*** Study material

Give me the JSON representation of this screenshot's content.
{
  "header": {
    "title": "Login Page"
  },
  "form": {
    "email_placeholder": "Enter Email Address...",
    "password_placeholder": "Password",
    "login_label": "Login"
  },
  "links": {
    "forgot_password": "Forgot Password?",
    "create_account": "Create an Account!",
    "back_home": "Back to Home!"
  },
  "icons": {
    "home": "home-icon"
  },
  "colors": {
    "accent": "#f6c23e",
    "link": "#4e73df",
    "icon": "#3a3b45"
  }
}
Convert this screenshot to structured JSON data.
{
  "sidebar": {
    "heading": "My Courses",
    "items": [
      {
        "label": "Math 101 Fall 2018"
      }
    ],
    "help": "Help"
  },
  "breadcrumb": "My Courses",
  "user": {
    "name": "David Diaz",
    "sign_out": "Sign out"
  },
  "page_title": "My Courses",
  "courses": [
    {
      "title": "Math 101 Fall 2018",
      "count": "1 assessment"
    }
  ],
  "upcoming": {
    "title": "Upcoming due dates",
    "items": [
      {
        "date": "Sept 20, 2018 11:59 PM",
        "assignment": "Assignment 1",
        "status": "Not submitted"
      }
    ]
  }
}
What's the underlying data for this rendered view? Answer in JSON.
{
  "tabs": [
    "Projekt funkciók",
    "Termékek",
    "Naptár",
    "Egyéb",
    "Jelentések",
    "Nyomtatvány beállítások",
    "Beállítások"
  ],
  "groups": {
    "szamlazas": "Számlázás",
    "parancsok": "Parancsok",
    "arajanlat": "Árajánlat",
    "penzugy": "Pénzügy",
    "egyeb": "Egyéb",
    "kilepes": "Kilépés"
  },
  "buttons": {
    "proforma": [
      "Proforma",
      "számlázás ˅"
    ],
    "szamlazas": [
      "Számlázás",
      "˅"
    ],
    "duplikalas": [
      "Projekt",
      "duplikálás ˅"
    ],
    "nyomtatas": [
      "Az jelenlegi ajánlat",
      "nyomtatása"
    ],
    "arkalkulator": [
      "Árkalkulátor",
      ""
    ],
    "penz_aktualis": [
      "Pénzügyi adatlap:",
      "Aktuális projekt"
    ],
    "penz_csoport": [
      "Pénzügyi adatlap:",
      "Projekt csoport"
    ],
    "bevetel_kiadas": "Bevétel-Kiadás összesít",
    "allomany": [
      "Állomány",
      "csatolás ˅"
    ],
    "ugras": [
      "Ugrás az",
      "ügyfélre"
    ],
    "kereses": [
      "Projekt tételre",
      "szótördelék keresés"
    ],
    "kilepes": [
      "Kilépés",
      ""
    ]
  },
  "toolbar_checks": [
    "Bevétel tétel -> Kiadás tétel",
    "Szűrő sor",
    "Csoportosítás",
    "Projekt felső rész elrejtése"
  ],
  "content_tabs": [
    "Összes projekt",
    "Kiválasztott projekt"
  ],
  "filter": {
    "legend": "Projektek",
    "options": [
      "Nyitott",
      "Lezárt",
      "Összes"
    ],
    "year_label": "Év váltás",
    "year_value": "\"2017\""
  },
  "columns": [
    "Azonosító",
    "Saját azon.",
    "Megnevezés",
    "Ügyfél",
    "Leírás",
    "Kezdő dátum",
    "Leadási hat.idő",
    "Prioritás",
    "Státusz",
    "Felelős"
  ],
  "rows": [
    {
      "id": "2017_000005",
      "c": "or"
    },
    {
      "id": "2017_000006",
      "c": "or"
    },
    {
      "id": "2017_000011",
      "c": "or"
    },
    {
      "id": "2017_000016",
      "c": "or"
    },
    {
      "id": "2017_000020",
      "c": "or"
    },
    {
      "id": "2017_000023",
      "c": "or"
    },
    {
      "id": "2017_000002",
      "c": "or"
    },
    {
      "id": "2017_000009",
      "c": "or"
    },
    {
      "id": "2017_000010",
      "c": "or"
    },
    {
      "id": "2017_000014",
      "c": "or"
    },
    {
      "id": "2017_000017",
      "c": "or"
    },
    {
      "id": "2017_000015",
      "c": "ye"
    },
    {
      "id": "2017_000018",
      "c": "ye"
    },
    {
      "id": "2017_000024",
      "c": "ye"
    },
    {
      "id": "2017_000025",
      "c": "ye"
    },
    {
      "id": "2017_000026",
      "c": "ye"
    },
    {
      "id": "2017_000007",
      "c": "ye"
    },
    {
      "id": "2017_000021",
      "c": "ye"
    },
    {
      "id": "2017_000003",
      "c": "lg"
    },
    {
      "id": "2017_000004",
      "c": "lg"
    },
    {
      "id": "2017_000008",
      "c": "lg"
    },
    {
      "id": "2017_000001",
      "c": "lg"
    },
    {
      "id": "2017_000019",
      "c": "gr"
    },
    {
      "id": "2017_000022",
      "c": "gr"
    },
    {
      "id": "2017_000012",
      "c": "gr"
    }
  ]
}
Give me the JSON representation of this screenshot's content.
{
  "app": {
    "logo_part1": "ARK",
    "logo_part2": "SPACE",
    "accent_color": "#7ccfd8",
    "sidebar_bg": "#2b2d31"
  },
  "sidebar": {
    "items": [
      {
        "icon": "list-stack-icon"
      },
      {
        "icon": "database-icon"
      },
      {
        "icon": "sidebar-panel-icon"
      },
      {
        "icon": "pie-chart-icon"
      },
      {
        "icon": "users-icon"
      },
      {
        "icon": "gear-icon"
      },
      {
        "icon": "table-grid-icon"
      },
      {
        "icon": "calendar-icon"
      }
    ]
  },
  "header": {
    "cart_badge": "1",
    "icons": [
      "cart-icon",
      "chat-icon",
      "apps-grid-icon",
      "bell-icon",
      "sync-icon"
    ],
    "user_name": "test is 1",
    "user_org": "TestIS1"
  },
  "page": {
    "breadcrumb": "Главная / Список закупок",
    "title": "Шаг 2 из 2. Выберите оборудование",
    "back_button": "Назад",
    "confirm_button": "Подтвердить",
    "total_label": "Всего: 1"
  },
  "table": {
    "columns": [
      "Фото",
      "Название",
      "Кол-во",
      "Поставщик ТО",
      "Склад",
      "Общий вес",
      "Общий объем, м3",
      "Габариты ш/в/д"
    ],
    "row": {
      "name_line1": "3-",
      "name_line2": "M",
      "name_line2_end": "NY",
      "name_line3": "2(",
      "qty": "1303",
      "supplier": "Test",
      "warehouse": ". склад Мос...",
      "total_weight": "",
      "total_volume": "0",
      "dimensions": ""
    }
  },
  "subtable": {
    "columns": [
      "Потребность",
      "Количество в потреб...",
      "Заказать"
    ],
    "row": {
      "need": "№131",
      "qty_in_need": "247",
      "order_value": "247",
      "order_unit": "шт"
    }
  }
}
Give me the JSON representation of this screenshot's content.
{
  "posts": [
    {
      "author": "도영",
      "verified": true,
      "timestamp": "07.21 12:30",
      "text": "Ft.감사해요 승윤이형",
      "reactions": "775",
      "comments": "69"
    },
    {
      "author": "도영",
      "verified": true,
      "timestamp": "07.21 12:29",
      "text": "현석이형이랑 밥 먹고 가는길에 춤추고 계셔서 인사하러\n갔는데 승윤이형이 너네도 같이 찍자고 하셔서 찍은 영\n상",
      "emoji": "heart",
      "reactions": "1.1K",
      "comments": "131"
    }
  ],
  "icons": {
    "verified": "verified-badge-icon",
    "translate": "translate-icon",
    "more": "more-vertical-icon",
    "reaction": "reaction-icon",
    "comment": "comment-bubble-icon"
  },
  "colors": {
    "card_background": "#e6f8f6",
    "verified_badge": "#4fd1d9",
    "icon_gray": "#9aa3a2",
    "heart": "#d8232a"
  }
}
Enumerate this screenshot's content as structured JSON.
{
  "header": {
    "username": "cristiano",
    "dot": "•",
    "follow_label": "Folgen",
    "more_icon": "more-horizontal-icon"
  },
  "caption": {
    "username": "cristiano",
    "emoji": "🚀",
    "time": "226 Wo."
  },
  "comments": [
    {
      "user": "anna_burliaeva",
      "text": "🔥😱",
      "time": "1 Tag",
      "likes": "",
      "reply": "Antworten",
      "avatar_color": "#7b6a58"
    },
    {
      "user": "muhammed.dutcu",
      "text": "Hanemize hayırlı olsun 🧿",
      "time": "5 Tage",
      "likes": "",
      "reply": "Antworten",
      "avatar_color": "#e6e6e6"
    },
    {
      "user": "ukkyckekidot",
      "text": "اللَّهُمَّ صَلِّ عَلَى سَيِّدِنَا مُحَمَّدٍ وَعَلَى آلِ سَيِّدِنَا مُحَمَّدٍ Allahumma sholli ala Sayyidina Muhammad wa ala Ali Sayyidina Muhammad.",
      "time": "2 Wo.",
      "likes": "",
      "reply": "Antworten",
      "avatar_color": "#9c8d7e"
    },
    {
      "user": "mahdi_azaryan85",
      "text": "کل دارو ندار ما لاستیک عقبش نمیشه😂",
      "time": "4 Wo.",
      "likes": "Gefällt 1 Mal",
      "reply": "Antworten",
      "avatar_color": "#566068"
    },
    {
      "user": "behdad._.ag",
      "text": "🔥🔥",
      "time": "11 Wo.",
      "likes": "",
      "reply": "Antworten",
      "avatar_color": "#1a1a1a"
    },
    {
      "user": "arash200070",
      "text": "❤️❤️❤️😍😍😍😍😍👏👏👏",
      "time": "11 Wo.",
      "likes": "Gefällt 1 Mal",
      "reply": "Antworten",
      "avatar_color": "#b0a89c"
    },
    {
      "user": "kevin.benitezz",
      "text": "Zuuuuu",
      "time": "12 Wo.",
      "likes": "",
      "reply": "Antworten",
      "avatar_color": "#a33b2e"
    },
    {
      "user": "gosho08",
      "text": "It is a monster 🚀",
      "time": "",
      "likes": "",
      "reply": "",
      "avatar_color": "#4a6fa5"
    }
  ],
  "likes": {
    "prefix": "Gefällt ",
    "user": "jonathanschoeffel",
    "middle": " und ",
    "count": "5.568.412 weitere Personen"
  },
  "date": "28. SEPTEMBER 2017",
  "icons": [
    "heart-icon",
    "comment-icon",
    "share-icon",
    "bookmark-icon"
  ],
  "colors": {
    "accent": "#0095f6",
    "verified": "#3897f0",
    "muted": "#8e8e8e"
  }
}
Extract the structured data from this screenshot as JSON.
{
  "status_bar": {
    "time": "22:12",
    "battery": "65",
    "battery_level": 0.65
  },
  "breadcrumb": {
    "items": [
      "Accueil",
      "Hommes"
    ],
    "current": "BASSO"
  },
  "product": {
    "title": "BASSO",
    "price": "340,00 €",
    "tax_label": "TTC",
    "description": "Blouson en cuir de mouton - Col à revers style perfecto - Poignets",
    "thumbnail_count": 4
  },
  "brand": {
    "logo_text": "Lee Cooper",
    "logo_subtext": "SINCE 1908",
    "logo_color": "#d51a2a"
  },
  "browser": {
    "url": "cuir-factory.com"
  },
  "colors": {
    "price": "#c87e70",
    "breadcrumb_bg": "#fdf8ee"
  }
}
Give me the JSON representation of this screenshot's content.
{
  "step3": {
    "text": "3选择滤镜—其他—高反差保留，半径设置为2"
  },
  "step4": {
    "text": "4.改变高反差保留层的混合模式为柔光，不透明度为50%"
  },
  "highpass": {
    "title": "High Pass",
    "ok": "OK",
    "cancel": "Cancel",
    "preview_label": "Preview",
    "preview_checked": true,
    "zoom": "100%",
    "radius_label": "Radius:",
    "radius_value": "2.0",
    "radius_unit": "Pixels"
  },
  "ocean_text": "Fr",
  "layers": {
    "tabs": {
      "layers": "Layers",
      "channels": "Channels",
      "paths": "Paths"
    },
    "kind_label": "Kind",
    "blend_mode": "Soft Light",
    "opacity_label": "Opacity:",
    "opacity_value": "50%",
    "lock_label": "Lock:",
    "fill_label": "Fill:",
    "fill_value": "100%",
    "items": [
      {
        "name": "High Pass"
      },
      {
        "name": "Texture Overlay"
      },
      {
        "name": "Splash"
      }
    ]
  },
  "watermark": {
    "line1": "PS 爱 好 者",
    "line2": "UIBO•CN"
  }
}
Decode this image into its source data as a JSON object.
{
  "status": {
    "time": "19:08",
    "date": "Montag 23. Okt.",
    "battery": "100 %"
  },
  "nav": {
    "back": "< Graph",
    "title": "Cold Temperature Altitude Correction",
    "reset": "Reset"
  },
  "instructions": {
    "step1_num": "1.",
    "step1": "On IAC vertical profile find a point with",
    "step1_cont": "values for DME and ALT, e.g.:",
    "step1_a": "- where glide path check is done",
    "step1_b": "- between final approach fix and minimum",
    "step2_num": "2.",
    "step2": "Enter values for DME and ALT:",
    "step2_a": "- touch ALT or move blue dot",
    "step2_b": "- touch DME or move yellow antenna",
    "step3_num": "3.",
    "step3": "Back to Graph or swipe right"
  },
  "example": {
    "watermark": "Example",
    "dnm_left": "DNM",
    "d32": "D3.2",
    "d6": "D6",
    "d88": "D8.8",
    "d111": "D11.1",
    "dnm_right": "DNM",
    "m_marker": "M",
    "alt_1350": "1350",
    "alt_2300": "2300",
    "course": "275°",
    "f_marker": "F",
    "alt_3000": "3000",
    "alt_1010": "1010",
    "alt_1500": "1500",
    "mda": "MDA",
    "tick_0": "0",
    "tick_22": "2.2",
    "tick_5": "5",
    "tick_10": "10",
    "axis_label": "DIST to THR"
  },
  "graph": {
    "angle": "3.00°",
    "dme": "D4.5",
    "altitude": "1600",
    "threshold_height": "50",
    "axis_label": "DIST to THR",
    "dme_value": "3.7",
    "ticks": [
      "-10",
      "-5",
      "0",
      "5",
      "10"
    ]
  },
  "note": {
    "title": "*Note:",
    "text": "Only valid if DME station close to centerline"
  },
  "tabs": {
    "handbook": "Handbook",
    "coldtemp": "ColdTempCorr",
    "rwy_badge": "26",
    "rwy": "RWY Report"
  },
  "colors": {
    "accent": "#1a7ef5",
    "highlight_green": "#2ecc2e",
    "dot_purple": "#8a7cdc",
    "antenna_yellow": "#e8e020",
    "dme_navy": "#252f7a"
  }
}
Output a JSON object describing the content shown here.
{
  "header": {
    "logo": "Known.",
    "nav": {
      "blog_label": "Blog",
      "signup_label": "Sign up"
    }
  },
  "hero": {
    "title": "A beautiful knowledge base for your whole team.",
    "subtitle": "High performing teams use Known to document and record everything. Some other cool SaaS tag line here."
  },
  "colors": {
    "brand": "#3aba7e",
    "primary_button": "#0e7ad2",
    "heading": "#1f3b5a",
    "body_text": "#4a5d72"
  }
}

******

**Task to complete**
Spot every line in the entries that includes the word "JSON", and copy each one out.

**Response area**
Give me the JSON representation of this screenshot's content.
Convert this screenshot to structured JSON data.
What's the underlying data for this rendered view? Answer in JSON.
Give me the JSON representation of this screenshot's content.
Give me the JSON representation of this screenshot's content.
Enumerate this screenshot's content as structured JSON.
Extract the structured data from this screenshot as JSON.
Give me the JSON representation of this screenshot's content.
Decode this image into its source data as a JSON object.
Output a JSON object describing the content shown here.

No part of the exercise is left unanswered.